Students of the Game: The Big Ten tied for the lead among all Football Bowl Subdivision (FBS) conferences with five student-athletes named to the ESPN Academic All-America first or second teams in football. The Big Ten has now led all FBS conferences in Academic All-Americans for six straight seasons, with 48 football honorees over that time span. The Big Ten also tied for the lead among all conferences with four first-team selections. The Big Ten's total of five Academic All-Americans was tied with the Big 12 for the lead among all FBS conferences and ranked second only to the nine selections from the Missouri Valley Conference of the Football Championship Subdivison. The Big Ten and Missouri Valley both produced a conference-best four first-team honorees, followed by three first-team selections from the Big 12. Penn State led the country with three first-team Academic All-Americans.

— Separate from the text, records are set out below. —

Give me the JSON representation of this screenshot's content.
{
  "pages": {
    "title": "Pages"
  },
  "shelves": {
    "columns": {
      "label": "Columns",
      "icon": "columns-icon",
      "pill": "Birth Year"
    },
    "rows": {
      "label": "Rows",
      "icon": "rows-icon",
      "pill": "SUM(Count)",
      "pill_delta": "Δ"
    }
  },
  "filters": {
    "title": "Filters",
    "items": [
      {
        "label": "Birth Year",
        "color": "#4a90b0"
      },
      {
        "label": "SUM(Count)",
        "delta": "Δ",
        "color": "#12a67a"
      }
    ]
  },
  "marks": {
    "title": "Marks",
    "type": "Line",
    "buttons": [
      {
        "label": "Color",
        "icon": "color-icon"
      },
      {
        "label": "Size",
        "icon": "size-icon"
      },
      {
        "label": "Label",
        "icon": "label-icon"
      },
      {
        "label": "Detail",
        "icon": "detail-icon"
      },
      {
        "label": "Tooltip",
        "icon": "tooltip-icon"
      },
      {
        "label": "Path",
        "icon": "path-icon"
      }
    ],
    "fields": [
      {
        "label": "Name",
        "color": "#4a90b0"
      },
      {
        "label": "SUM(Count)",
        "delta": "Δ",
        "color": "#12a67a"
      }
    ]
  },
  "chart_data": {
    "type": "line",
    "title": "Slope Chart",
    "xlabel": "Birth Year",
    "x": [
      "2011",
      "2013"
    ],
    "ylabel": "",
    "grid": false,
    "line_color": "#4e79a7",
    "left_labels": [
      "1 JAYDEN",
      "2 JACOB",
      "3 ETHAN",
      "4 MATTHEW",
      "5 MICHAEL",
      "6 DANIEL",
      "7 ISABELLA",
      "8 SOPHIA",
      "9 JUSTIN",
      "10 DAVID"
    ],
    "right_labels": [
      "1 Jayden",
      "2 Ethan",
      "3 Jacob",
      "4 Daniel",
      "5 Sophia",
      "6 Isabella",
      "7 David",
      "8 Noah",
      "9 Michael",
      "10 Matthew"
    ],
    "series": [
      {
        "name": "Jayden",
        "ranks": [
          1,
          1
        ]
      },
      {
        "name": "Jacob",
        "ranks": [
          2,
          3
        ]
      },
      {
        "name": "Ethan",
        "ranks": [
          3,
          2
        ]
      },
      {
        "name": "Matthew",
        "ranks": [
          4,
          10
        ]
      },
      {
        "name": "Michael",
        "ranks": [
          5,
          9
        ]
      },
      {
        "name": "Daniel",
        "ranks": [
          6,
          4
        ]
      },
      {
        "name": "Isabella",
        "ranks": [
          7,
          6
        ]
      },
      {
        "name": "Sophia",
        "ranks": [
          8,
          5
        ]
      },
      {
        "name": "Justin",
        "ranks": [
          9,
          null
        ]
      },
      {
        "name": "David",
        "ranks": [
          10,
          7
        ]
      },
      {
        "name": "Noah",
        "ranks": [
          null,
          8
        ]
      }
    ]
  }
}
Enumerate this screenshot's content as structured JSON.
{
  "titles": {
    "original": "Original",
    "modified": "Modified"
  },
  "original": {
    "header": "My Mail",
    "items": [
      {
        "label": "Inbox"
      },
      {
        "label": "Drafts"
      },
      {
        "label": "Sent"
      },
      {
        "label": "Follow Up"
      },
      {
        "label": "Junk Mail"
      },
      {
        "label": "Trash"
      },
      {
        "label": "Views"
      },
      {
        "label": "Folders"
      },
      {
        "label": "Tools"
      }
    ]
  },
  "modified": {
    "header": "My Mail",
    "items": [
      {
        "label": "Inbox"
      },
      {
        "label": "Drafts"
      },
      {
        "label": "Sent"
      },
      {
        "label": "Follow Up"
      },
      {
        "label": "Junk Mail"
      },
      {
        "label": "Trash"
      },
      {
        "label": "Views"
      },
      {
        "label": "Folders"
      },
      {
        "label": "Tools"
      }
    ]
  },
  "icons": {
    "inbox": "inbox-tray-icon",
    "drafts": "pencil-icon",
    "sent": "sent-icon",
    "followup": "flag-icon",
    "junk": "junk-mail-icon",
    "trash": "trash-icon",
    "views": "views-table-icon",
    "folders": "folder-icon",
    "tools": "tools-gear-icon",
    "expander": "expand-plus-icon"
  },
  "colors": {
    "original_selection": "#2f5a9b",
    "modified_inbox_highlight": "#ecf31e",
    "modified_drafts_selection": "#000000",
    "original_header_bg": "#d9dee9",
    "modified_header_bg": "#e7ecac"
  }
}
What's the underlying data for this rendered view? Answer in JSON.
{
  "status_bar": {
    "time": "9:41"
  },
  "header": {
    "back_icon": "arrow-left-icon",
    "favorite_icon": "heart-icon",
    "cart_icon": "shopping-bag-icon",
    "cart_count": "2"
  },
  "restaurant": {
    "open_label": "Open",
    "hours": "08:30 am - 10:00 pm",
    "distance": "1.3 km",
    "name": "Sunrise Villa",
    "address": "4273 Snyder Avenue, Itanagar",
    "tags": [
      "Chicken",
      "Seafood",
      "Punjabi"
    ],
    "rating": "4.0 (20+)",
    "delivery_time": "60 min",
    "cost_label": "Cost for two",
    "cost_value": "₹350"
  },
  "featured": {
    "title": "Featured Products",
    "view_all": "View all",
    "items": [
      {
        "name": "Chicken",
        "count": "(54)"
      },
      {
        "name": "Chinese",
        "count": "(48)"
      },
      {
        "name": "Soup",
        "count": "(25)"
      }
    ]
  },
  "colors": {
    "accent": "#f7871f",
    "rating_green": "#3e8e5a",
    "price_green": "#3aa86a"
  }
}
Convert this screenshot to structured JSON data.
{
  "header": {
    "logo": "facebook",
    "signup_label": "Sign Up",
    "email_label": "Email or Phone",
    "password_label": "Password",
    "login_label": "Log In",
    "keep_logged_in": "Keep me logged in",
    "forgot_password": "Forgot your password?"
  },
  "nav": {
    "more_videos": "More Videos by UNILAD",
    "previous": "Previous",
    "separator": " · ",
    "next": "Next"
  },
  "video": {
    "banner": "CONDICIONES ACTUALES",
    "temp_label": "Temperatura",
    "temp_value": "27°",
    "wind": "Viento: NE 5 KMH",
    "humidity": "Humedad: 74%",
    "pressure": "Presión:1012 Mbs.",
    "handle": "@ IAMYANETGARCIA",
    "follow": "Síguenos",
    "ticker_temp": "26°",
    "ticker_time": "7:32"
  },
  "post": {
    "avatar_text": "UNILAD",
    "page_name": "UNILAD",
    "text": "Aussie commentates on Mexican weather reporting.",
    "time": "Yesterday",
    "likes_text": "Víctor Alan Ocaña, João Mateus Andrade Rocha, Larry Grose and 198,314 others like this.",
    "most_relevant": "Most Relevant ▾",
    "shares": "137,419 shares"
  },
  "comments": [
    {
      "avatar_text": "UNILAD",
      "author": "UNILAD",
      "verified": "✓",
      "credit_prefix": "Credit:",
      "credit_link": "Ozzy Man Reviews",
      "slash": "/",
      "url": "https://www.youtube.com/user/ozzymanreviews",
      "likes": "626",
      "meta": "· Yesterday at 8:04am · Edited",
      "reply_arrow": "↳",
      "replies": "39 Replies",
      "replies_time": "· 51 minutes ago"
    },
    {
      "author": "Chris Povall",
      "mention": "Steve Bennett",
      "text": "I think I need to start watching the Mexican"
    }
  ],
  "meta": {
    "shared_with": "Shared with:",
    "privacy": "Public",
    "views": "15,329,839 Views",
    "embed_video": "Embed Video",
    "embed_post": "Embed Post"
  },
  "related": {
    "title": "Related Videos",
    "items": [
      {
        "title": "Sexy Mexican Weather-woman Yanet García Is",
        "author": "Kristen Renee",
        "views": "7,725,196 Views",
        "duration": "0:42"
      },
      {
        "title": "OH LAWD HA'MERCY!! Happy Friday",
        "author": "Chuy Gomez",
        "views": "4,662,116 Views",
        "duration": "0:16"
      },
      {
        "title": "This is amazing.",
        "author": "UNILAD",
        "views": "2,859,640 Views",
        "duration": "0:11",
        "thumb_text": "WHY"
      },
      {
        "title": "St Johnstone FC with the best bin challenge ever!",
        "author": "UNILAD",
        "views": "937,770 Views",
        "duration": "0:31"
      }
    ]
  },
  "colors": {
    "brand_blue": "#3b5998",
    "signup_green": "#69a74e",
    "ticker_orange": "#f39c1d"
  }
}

The Academic All-America first-team honorees from the Big Ten are the Penn State trio of Chris Colasanti, Pete Massaro and Stefen Wisniewski and Purdue's Kyle Adams, while fellow Boilermaker Joe Holland was named to the second team. Wisniewski was one of four student-athletes to earn first-team accolades for the second straight season. To be eligible for the award, a player must be in at least his second year of athletic eligibility, be a first-team or key performer and carry a cumulative 3.30 grade point average (GPA).
OTHER TOP PERFORMERS - NOV. 27